“[Relevant experts] are baffled” headlines annoy me primarily because it’s usually untrue, but also because relative bafflement is irrelevant to the information. “X found. Isn’t that neat? Oh and by the way, experts are baffled.”
It seems a bit superfluous. Are experts baffled just because a headline says they are? Are all experts baffled because the one expert the journalist might (big “might” – these kinds of stories can lack a certain, what’s that called? oh yes, fact checking process) have asked is baffled?
This week the “baffled” headline making the rounds, indicating to me that it’s a slow news week, is about a woman in China who has grown an uncommon, though not unheard of, “horn” on her forehead.
The remarkable detail seems entirely to be the placement of the growth. If it had grown on any other part of her, even most other parts of her face, I doubt we’d have seen a news story about it. It seems like cultural imagery of devils and animals having horns in this location (on either side of the forehead) has predisposed the media’s interest. Just look at the headline of this news report, which states:
Chinese grandmother grows ‘devil’ horns, family now getting worried.
An elderly Chinese woman has shocked friends and family by growing a devil-like horn from the top of her head.
Imagine if it had been one horn in the middle – “Unicorn woman baffles doctors!”
Odd medical condition to worry people about? Check. Unicorns? Check. [Dusts off hands.]
No apparent effort was made to get details – how long has the horn been growing? Has it grown recently (i.e., will it continue to get even bigger)? Is she seeking medical treatment? How common are these horns? Why should we find it interesting? What is the context for this story?
I think I hit the key issue here.
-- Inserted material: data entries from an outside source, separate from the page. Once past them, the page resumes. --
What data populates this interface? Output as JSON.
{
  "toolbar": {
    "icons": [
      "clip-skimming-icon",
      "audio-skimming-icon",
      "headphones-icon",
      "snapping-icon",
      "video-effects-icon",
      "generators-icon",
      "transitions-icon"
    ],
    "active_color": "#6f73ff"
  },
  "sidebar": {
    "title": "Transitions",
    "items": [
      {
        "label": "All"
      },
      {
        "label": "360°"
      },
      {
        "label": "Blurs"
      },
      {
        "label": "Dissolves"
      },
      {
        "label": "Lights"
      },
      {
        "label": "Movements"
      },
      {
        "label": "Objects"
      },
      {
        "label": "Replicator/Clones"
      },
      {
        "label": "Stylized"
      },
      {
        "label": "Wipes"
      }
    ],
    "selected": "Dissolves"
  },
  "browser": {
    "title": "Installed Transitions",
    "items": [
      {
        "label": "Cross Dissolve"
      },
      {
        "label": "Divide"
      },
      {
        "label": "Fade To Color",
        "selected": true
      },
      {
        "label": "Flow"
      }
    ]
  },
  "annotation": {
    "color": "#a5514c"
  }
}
Many of these “strange thing found, experts baffled” stories lack any sort of context. In the stories I found, guess how many experts (in this case I suppose that would be dermatologists, reconstructive surgeons, etc) were quoted for any kind of explanation whatsoever. Did you guess more than zero? You would be wrong.
In any case, doctors certainly aren’t baffled as this article claims. Within the same article, they provide the explanation for the growth! The cutaneous horn is a kind of tumor that is usually not malignant. It’s an excessive growth of keratin cells, usually in elderly people who have been exposed to a lot of sunlight (for example, people who work in outside fields for most of their lives). Other thoughts are that the growths may be linked to radiation exposure, HPV, or scarring. Yet doctors are “baffled” despite having access to the very same explanation provided in that media story?
Doctors, though they aren’t sure of the cause, know what these growths are and how to treat them. Take this woman for example: A woman in Africa had a similar horn growing out of the side of her head. She covered it up with a wig until it was eventually removed (see the link for pictures of the horn and the area after surgical removal).
Yes, it is odd that the growth is that large, but it is not unheard of and the sub-headline “A 101-year-old woman in China has baffled doctors after growing a huge goat-like horn on her forehead.” reads as meaningless words strung together. Really, a 101 year-old woman developed what is probably a cutaneous horn, a rare and interesting condition that resembles the kind of horns that are typically seen on other animals.
Rather than stifling any sort of curiosity or discussion by disengaging with sentences like the above, I wish more journalists (and editors) would seize the opportunity to incite healthy curiosity and scientific discussion among the general public by presenting what it is we do/don’t know and how this information is interesting/relevant. Instead we get confusing headlines that mistakenly claim that this woman has “sprouted a goat horn“, that her family is worried (in the context of it being a “devil” horn), or that experts are “baffled” at this condition. There was nothing within the body of these stories to support such statements.
I understand the concept of catchy headlines, but the accompanying stories about weird medical foibles tend to provide no more depth than the headlines’ shallow assumptions. Journalists can, and should, do better.